How YOU think about data access

Jul 21, 2009 at 2:12 AM
Edited Jul 21, 2009 at 2:13 AM

The gist of this question tries to get at the heart of how you make your initial data access decisions. Answer however you like, but here are some specific questions that might help.

* Do you use the same data access technology, design, and approach for all of your applications?
  * If so, are all of your applications similar enough that this makes sense?
    * Or is your technology, design, and approach just flexible to handle a wide variety of application types?
  * If not, what are the top 3 influencers you consider in making initial decisions on technology, design, etc?
* What are the most important quality attributes of your data access layer (perf, flexibility, etc)?
* Do you use a custom-built data access layer?


Jul 30, 2009 at 5:01 PM

Data Access isn't always the same, but the solutions we employ often build on top of each other.  We have made the design decision that in general we don't deploy rich clients with direct access to the database.  If we are building web applications they often will just leverage an ORM and go off and run with it.  They do still have to deal with change tracking issues when a change is posted back from the browser (most often that means we just mark the object as modified and save it to the database although occasionally we'll look at concurrency using some kind of discriminating column). 

For rich clients they go the service route and most often today they write standard WCF services to interact with the data.  Those services generally still use an ORM technology with all the change tracking issues that come from working disconnected from the context.  There are of course many frustrations when trying to work with something that is fundamentally a data service through an RPC style service - every query being a method gets ugly.  Of course that is where something like Astoria fits in nicely although there are several in our department who wonder about adequately securing it - and indeed every Astoria sample is very light in touching on securing the data (most just set the default exposing everything to everyone and say don't do this for real) which when you expose it RESTful over GET becomes vital.

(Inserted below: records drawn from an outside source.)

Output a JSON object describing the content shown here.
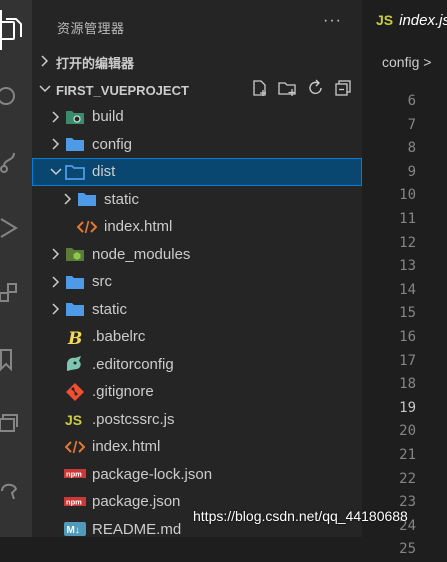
{
  "activity_bar": [
    "files-icon",
    "search-icon",
    "source-control-icon",
    "run-debug-icon",
    "extensions-icon",
    "bookmark-icon",
    "remote-icon",
    "settings-icon"
  ],
  "sidebar": {
    "title": "资源管理器",
    "more": "···",
    "open_editors": "打开的编辑器",
    "project": "FIRST_VUEPROJECT"
  },
  "tree": [
    {
      "name": "build",
      "type": "folder",
      "icon": "settings-folder-icon",
      "depth": 0,
      "open": false
    },
    {
      "name": "config",
      "type": "folder",
      "icon": "folder-icon",
      "depth": 0,
      "open": false
    },
    {
      "name": "dist",
      "type": "folder",
      "icon": "folder-open-icon",
      "depth": 0,
      "open": true,
      "selected": true
    },
    {
      "name": "static",
      "type": "folder",
      "icon": "folder-icon",
      "depth": 1,
      "open": false
    },
    {
      "name": "index.html",
      "type": "file",
      "icon": "html-icon",
      "depth": 1
    },
    {
      "name": "node_modules",
      "type": "folder",
      "icon": "node-folder-icon",
      "depth": 0,
      "open": false
    },
    {
      "name": "src",
      "type": "folder",
      "icon": "folder-icon",
      "depth": 0,
      "open": false
    },
    {
      "name": "static",
      "type": "folder",
      "icon": "folder-icon",
      "depth": 0,
      "open": false
    },
    {
      "name": ".babelrc",
      "type": "file",
      "icon": "babel-icon",
      "depth": 0
    },
    {
      "name": ".editorconfig",
      "type": "file",
      "icon": "editorconfig-icon",
      "depth": 0
    },
    {
      "name": ".gitignore",
      "type": "file",
      "icon": "git-icon",
      "depth": 0
    },
    {
      "name": ".postcssrc.js",
      "type": "file",
      "icon": "js-icon",
      "depth": 0
    },
    {
      "name": "index.html",
      "type": "file",
      "icon": "html-icon",
      "depth": 0
    },
    {
      "name": "package-lock.json",
      "type": "file",
      "icon": "npm-icon",
      "depth": 0
    },
    {
      "name": "package.json",
      "type": "file",
      "icon": "npm-icon",
      "depth": 0
    },
    {
      "name": "README.md",
      "type": "file",
      "icon": "markdown-icon",
      "depth": 0
    }
  ],
  "editor": {
    "tab_lang": "JS",
    "tab_name": "index.js",
    "breadcrumb": "config >",
    "line_numbers": [
      "6",
      "7",
      "8",
      "9",
      "10",
      "11",
      "12",
      "13",
      "14",
      "15",
      "16",
      "17",
      "18",
      "19",
      "20",
      "21",
      "22",
      "23",
      "24",
      "25"
    ],
    "current_line": "19"
  },
  "watermark": "https://blog.csdn.net/qq_44180688",
  "colors": {
    "selection": "#094771",
    "folder": "#4e9ae6",
    "html": "#e37933",
    "js": "#cbcb41",
    "git": "#f14e32",
    "npm": "#cb3837"
  }
}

For the most important attributes - performance is always key as an app without the data it needs is usually useless.  Query composability becomes important as well in most data service scenarios because writing query methods becomes tedious, redundant, and introduces maintainability issues if you are not careful to have things build on top of each other which before LINQ's composability capability through deferred execution was very difficult to achieve.

Aug 12, 2009 at 5:08 PM

I applaud the team for working on this much needed guidance.  I have also read the following with much interest:

Our difficulty comes from determining what the best pattern is when the application must be N-tier, with the Web tier and Application/DAL tier on different servers.  The challenges we are dealing with include:

- What is the scope of the model classes? (limited to DAL and BSL?)
- if a WCF layer sits between Web tier and Application tier, how best to translate model classes to DTOs?
- if some web services must be made available to the internet, how best to create a WCF facade in the Web tier, that basically extends (some or all) of the services exposed by the Application tier
- if we use EF, how best to architect things so that the DAL could be swapped out with a different DAL implementation (say an ADO.NET implementation)  (this became an issue when we ran into disconnected from context issues with EF v1)
- the proper place for queries... a LINQ query to select data, does that fit into the Application layer as business logic, or does the DAL only expose methods that encapsulate the LINQ to Entities queries? (blog above discusses this)
- if the Application layer is allowed to contain LINQ to Entities queries, then how would we be able to implement a different DAL implementation, say using ADO.NET (I'm guessing not very easily)

While targeting a single Web tier right now, the hope is that in future, several different UI clients may be supported from the same Application tier including Rich client or silverlight.  The Application server would typically be located inside the firewall with no public facing access to that set of services.  Indeed the best scenario for our application would be a flexible architecture similar to the StockTrader sample application which allows the app to run in process (single server deployment) or distributed (separate web tier server and app servers), depending on configuration settings.

Sep 17, 2009 at 7:02 PM

Last large app was built using .NET 2.0 and analyzing existing ORM solutions we made a decision to use

This choice was maid because this project was free and not so big and complicated as others so we changed it a bit to fit our requirements.

The biggest question was whether we should use DTOs or not.

After some performance tests we realized that only ADO.NET data sets can be serialized over the network with the minimal traffic. So we built our own .net remoting channel to convert our objects (data entities) to datasets and back. Another solution was to use typed data sets but as for me it looks to complicated because you have the as result same dataset with some properties and methods inside which gives you the possibility to work with it like with object. I prefer something more cleaner.

For other projects i used the same data access framework (of course with our own changes) because a lot of peoples in other teams already had some experience with.

Relating data access question: my opinion is that we have to separate data entities and business objects. Data Access Layer must deal only with data entities. Some middle level business logic must know how to validate business objects and convert it to/from the data entities. As for me the system with this type of separation can be really scalable.

In general i know that a lot of architects agrees that the best practice is to change the objects between layers because it gives you the possibility to have different layer specific logic inside this objects and do not share it with other layers. (ex. Remoting Facade pattern).

So i'd like to see in p&p data access guidance some chapter with recommendations about DTOs and object exchanges between layers.


In my new project i'm going to use ADO.NET Entity Framework.